Date of Award


Degree Type


Degree Name

Doctor of Philosophy in Environmental and Natural Resources Economics


Environmental & Natural Resource Economics

First Advisor

James L. Anderson


This dissertation explores issues related to efficiency, how efficiently markets transmit information, of non-genetically modified (GM) soybean and conventional soybean futures markets at the Tokyo Grain Exchange (TGE).

The first manuscript examines how efficiently non-GM and conventional soybean futures markets react to an announcement to change the contract unit, suppliers, and expiration date on the conventional soybean contract. Box and Tiao's intervention analysis is used for this purpose. The result reveals that the price premium for non-GM soybeans (the price difference between the two soybean contracts) and the volumes of non-GM soybeans increase after the announcement and this effect remained after the announcement. Hence the two soybean futures markets did not respond quickly to the announcement and there was an informational inefficiency after the change occurred.

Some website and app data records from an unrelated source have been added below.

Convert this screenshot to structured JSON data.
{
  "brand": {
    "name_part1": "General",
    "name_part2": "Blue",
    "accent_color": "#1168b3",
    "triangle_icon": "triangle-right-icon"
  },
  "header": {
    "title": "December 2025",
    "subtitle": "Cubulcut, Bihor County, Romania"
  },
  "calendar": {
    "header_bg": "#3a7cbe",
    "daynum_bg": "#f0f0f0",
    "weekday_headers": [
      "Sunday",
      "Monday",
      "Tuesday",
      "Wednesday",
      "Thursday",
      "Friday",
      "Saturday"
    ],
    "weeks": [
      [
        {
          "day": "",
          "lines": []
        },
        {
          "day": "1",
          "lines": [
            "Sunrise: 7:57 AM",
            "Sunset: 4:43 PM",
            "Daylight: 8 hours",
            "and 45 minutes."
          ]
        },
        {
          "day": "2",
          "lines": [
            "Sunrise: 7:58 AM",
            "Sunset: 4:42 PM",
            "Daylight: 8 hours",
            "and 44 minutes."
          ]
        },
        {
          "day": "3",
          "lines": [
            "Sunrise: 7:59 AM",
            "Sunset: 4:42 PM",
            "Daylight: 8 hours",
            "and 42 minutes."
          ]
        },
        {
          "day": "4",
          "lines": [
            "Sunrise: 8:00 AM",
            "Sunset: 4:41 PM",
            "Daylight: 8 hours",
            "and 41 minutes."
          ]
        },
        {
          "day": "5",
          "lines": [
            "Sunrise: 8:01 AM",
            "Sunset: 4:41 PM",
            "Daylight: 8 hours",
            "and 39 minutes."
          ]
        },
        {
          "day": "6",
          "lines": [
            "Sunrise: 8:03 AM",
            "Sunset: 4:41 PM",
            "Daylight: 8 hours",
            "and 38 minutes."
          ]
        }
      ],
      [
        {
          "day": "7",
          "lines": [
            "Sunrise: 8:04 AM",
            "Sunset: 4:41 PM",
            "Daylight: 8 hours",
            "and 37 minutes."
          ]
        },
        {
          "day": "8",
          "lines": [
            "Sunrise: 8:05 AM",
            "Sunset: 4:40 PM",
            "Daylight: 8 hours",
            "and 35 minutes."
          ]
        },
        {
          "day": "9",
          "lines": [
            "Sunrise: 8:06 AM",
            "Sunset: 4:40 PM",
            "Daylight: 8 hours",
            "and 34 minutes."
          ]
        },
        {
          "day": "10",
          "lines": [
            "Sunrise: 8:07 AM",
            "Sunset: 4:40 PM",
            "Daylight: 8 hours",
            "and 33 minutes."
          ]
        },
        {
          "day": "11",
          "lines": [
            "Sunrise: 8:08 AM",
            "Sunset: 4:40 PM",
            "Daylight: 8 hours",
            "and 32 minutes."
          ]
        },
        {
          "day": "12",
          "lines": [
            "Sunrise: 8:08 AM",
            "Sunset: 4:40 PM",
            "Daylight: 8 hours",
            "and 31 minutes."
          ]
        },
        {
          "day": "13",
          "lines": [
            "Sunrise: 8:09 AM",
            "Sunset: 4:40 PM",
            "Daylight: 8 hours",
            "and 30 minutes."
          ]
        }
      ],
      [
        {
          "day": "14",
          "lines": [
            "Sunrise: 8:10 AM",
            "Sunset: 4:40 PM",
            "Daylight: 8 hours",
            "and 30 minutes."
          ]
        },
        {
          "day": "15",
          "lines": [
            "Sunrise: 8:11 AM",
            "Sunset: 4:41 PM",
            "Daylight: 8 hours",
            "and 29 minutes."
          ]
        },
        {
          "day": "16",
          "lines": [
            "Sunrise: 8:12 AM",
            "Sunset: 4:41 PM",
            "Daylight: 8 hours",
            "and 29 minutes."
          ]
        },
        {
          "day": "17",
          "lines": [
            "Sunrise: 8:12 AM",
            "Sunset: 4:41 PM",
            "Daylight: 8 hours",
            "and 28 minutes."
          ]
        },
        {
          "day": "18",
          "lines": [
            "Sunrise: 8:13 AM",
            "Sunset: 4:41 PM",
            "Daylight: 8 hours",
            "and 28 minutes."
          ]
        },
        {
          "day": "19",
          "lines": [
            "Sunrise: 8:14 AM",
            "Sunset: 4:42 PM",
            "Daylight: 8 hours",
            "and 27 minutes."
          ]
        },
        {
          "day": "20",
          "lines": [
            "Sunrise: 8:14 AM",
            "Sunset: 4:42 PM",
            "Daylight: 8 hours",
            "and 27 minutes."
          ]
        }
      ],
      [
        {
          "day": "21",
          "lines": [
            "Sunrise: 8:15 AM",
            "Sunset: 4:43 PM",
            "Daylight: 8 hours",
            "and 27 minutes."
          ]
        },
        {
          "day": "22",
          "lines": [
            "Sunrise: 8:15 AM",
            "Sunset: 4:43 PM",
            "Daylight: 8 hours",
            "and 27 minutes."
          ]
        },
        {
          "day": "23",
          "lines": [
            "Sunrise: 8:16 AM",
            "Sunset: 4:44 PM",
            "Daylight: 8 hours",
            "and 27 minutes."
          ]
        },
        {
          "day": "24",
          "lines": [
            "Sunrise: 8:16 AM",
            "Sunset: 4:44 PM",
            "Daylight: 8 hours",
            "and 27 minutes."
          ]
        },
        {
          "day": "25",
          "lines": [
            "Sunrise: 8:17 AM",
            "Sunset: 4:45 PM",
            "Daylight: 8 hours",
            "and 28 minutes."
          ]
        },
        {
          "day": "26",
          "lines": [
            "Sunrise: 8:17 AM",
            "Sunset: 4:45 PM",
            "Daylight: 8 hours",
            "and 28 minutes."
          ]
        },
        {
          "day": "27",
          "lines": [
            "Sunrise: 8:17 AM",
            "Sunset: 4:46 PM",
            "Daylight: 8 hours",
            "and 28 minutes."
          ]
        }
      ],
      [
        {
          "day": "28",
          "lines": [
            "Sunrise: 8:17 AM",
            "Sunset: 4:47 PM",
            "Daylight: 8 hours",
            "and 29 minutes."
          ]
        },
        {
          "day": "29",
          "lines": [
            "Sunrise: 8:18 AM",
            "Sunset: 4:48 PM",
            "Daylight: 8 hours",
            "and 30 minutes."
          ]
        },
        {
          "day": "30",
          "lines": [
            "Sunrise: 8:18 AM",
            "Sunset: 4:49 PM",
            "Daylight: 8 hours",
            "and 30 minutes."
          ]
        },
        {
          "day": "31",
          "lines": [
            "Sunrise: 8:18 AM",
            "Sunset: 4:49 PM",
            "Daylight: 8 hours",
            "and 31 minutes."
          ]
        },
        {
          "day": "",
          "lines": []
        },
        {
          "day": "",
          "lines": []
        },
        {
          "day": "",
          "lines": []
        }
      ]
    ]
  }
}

The second manuscript explores the market linkages between the non-GM and conventional soybean, and the com futures markets at the TGE in the presence of unknown breaks. Bai-Perron multiple structural change test and Johansen cointegration tests are used for this purpose. The results reveal that cointegration relationships exist between the two soybean futures prices and between the non-GM soybean and corn futures prices. Yet the breaks found in the soybean futures markets affected these price linkages, and there were periods where the two soybean and corn futures markets were not efficient.

The third manuscript tests if the two soybean futures markets fully reflect available information by testing the market efficiency of the two soybean futures markets. This manuscript also investigates the causality of this long-run relationship to find out if it is the spot price or the futures price that first incorporates new information into the market. Johansen cointegration tests are used for these purposes. The results suggest that both non-GM and conventional soybean futures markets are efficient but the non-GM soybean market is inefficient compared to the conventional soybean market. The test on the causality of the long-run relationship showed that both of the soybean futures markets are led by the spot price for the spot and futures prices to move together in the long-run.



To view the content in your browser, please download Adobe Reader or, alternately,
you may Download the file to your hard drive.

NOTE: The latest versions of Adobe Reader do not support viewing PDF files within Firefox on Mac OS and if you are using a modern (Intel) Mac, there is no official plugin for viewing PDF files within the browser window.